*** Opening of EXERCISE INPUT ***

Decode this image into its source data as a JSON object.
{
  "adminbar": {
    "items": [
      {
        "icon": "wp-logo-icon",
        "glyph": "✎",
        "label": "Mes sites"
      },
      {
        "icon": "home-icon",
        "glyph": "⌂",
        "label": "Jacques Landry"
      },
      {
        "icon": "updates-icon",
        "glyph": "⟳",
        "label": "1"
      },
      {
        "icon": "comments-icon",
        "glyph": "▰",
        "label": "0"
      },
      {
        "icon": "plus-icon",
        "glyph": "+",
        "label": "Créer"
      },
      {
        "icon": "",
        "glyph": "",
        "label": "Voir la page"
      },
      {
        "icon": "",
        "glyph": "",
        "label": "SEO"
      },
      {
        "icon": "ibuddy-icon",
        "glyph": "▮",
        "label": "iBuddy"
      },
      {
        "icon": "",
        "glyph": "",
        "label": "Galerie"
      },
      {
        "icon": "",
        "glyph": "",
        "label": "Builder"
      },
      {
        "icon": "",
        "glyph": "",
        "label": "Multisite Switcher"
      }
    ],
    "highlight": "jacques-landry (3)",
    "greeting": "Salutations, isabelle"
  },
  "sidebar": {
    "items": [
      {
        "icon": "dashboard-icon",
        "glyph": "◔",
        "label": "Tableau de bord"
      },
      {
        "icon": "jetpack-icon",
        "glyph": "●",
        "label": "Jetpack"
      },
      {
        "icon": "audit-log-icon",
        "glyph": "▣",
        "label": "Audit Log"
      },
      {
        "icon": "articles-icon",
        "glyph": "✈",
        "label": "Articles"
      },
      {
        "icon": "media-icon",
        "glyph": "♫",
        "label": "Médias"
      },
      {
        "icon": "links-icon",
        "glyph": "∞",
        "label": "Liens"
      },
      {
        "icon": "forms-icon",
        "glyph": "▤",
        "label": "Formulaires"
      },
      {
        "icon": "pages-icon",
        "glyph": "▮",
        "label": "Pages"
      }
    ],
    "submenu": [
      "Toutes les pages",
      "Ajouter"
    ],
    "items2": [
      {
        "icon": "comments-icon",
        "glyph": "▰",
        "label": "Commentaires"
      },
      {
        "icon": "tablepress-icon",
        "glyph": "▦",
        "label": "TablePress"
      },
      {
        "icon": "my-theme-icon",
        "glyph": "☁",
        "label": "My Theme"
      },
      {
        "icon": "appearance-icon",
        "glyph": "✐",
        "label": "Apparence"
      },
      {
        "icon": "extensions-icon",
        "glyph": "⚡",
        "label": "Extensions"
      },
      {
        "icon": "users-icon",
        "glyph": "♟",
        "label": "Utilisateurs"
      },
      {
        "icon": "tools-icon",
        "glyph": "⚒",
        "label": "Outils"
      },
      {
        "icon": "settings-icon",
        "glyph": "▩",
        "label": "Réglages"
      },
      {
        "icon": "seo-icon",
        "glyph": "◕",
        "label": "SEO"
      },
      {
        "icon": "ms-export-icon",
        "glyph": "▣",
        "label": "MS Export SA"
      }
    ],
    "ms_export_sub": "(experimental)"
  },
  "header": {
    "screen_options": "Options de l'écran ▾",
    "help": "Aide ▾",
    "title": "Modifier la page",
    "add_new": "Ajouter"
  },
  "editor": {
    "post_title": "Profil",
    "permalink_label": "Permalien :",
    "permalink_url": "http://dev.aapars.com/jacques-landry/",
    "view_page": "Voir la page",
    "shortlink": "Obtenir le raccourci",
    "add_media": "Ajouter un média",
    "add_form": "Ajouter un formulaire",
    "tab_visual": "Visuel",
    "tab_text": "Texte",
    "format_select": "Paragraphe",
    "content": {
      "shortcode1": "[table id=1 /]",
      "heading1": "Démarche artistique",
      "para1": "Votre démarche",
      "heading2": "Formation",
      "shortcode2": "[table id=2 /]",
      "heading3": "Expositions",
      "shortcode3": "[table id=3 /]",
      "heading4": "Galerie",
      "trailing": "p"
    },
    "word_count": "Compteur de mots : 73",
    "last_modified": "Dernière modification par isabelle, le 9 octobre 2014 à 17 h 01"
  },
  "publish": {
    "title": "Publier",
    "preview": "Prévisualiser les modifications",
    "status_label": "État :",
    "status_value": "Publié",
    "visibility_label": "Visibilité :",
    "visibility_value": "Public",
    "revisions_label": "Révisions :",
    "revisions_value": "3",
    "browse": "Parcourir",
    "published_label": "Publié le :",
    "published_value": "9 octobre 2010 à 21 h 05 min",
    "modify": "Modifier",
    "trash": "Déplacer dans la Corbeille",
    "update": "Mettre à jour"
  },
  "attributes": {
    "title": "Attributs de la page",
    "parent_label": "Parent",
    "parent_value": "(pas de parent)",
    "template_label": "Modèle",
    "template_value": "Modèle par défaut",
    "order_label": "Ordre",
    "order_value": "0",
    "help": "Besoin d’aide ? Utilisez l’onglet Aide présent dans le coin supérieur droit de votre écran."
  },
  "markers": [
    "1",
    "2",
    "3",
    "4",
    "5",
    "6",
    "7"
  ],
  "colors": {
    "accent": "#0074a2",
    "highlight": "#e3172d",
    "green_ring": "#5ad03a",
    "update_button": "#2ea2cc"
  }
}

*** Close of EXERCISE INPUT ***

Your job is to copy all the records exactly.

SOLUTION TO THIS EXERCISE
Decode this image into its source data as a JSON object.
{
  "adminbar": {
    "items": [
      {
        "icon": "wp-logo-icon",
        "glyph": "✎",
        "label": "Mes sites"
      },
      {
        "icon": "home-icon",
        "glyph": "⌂",
        "label": "Jacques Landry"
      },
      {
        "icon": "updates-icon",
        "glyph": "⟳",
        "label": "1"
      },
      {
        "icon": "comments-icon",
        "glyph": "▰",
        "label": "0"
      },
      {
        "icon": "plus-icon",
        "glyph": "+",
        "label": "Créer"
      },
      {
        "icon": "",
        "glyph": "",
        "label": "Voir la page"
      },
      {
        "icon": "",
        "glyph": "",
        "label": "SEO"
      },
      {
        "icon": "ibuddy-icon",
        "glyph": "▮",
        "label": "iBuddy"
      },
      {
        "icon": "",
        "glyph": "",
        "label": "Galerie"
      },
      {
        "icon": "",
        "glyph": "",
        "label": "Builder"
      },
      {
        "icon": "",
        "glyph": "",
        "label": "Multisite Switcher"
      }
    ],
    "highlight": "jacques-landry (3)",
    "greeting": "Salutations, isabelle"
  },
  "sidebar": {
    "items": [
      {
        "icon": "dashboard-icon",
        "glyph": "◔",
        "label": "Tableau de bord"
      },
      {
        "icon": "jetpack-icon",
        "glyph": "●",
        "label": "Jetpack"
      },
      {
        "icon": "audit-log-icon",
        "glyph": "▣",
        "label": "Audit Log"
      },
      {
        "icon": "articles-icon",
        "glyph": "✈",
        "label": "Articles"
      },
      {
        "icon": "media-icon",
        "glyph": "♫",
        "label": "Médias"
      },
      {
        "icon": "links-icon",
        "glyph": "∞",
        "label": "Liens"
      },
      {
        "icon": "forms-icon",
        "glyph": "▤",
        "label": "Formulaires"
      },
      {
        "icon": "pages-icon",
        "glyph": "▮",
        "label": "Pages"
      }
    ],
    "submenu": [
      "Toutes les pages",
      "Ajouter"
    ],
    "items2": [
      {
        "icon": "comments-icon",
        "glyph": "▰",
        "label": "Commentaires"
      },
      {
        "icon": "tablepress-icon",
        "glyph": "▦",
        "label": "TablePress"
      },
      {
        "icon": "my-theme-icon",
        "glyph": "☁",
        "label": "My Theme"
      },
      {
        "icon": "appearance-icon",
        "glyph": "✐",
        "label": "Apparence"
      },
      {
        "icon": "extensions-icon",
        "glyph": "⚡",
        "label": "Extensions"
      },
      {
        "icon": "users-icon",
        "glyph": "♟",
        "label": "Utilisateurs"
      },
      {
        "icon": "tools-icon",
        "glyph": "⚒",
        "label": "Outils"
      },
      {
        "icon": "settings-icon",
        "glyph": "▩",
        "label": "Réglages"
      },
      {
        "icon": "seo-icon",
        "glyph": "◕",
        "label": "SEO"
      },
      {
        "icon": "ms-export-icon",
        "glyph": "▣",
        "label": "MS Export SA"
      }
    ],
    "ms_export_sub": "(experimental)"
  },
  "header": {
    "screen_options": "Options de l'écran ▾",
    "help": "Aide ▾",
    "title": "Modifier la page",
    "add_new": "Ajouter"
  },
  "editor": {
    "post_title": "Profil",
    "permalink_label": "Permalien :",
    "permalink_url": "http://dev.aapars.com/jacques-landry/",
    "view_page": "Voir la page",
    "shortlink": "Obtenir le raccourci",
    "add_media": "Ajouter un média",
    "add_form": "Ajouter un formulaire",
    "tab_visual": "Visuel",
    "tab_text": "Texte",
    "format_select": "Paragraphe",
    "content": {
      "shortcode1": "[table id=1 /]",
      "heading1": "Démarche artistique",
      "para1": "Votre démarche",
      "heading2": "Formation",
      "shortcode2": "[table id=2 /]",
      "heading3": "Expositions",
      "shortcode3": "[table id=3 /]",
      "heading4": "Galerie",
      "trailing": "p"
    },
    "word_count": "Compteur de mots : 73",
    "last_modified": "Dernière modification par isabelle, le 9 octobre 2014 à 17 h 01"
  },
  "publish": {
    "title": "Publier",
    "preview": "Prévisualiser les modifications",
    "status_label": "État :",
    "status_value": "Publié",
    "visibility_label": "Visibilité :",
    "visibility_value": "Public",
    "revisions_label": "Révisions :",
    "revisions_value": "3",
    "browse": "Parcourir",
    "published_label": "Publié le :",
    "published_value": "9 octobre 2010 à 21 h 05 min",
    "modify": "Modifier",
    "trash": "Déplacer dans la Corbeille",
    "update": "Mettre à jour"
  },
  "attributes": {
    "title": "Attributs de la page",
    "parent_label": "Parent",
    "parent_value": "(pas de parent)",
    "template_label": "Modèle",
    "template_value": "Modèle par défaut",
    "order_label": "Ordre",
    "order_value": "0",
    "help": "Besoin d’aide ? Utilisez l’onglet Aide présent dans le coin supérieur droit de votre écran."
  },
  "markers": [
    "1",
    "2",
    "3",
    "4",
    "5",
    "6",
    "7"
  ],
  "colors": {
    "accent": "#0074a2",
    "highlight": "#e3172d",
    "green_ring": "#5ad03a",
    "update_button": "#2ea2cc"
  }
}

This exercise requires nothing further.